Meanwhile, in Allegheny County, on July 5, 2011, Judge R. Stanton Wettick, Jr. met with county officials concerning the status of the reassessment. Both the county and its consultant, CLT, have finished about 30 percent of the work needed to complete the proposed 2012 reassessment. The county is working on the residential properties and has valued 154,000 of the approximately 500,000 residential properties. Although specific numbers were not discussed, CLT, which is working on the commercial properties in the county, also reported valuing approximately 30 percent of the commercial properties. CLT claims to be on track to complete valuing the commercial properties by September/October 2011. However, CLT's valuations are currently subject to a peer review process and independent verification process by the county. To expedite the process, the county placed an advertisement to retain additional property valuators; however, the advertisement met with limited success as the county received only four résumés in response. The county also rejected a proposal by CLT to assist the county with the valuation of 200,000 residential properties because the $450,000 price tag is not budgeted.
The county is projecting that preliminary notices will go out toward the end of January and would like to send all of the preliminary notices out around the same time. Based on the projected preliminary notice timeframe, the county conceded that the tax roll may not be certified until the May/June 2012 timeframe in the worst case scenario.
As it currently stands, each taxpayer is to have an informal opportunity to appeal a preliminary notice to a hearing officer. In light of the delay, whether to streamline or eliminate this step was the subject of extensive discussion.
Judge Wettick expressed some concern that the county would leave taxpayers with only six months to pay the difference in taxes that results from the reassessment. The bottom line is that the reassessment process appears to be behind schedule and Judge Wettick has expressed concern with the delay. Unless the county is willing to expend more resources, Judge Wettick may be persuaded to streamline the process by eliminating peer review or shortening protections afforded taxpayers through the informal appeal process. The next hearing is scheduled for Thursday, July 21 at 10 a.m.
In Clifton vs. Allegheny County, 969 A.2d 1197 (Pa. 2009), the Supreme Court decision that started the reassessment process in Allegheny County, the Pennsylvania Supreme Court urged the state legislature to enact comprehensive property tax assessment reform. It is clear from the Clifton opinion that a one-county moratorium is not what that court had in mind. Allegheny County believes that the legislature now has produced direct evidence showing how Allegheny County residents are being treated differently from those in the rest of the state.
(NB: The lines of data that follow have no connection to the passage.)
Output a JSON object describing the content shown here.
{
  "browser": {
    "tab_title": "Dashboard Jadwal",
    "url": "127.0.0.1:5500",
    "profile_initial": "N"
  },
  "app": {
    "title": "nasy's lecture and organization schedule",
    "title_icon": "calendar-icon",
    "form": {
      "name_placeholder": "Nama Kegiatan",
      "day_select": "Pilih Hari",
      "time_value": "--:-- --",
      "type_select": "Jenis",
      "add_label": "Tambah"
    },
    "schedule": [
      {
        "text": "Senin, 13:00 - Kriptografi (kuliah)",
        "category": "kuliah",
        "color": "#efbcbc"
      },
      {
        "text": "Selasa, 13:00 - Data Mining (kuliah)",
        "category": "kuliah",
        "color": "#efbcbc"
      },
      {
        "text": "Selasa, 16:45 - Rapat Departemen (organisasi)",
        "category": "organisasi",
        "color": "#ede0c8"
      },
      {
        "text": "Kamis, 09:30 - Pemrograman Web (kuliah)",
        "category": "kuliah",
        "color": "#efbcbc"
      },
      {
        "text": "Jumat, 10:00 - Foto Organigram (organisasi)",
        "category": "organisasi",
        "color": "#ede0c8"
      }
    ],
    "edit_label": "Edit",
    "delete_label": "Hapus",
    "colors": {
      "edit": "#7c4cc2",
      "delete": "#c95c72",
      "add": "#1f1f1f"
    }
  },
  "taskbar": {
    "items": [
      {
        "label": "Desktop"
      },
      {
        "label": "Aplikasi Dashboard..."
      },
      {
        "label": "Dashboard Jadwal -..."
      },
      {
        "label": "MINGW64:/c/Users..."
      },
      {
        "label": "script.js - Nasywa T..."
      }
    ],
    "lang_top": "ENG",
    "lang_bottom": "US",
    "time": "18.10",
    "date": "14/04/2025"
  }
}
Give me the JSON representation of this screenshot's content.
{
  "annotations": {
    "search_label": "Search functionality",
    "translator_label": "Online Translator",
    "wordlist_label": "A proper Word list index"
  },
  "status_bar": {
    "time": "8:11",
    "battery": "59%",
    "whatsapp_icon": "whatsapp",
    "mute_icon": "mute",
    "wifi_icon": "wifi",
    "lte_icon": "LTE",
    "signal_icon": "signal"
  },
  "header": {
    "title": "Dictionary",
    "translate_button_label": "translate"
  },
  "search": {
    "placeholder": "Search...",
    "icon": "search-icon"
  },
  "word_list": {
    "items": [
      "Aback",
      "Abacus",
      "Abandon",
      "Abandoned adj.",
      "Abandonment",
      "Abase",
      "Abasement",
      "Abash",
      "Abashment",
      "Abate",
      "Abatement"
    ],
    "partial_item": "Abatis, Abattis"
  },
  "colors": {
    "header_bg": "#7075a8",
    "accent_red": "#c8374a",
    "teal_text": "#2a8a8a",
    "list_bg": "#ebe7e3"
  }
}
Allegheny County Council is considering how to react to the legislature's latest action.
We will continue to monitor and provide updates regarding this fluid situation as the reassessment saga continues to unfold.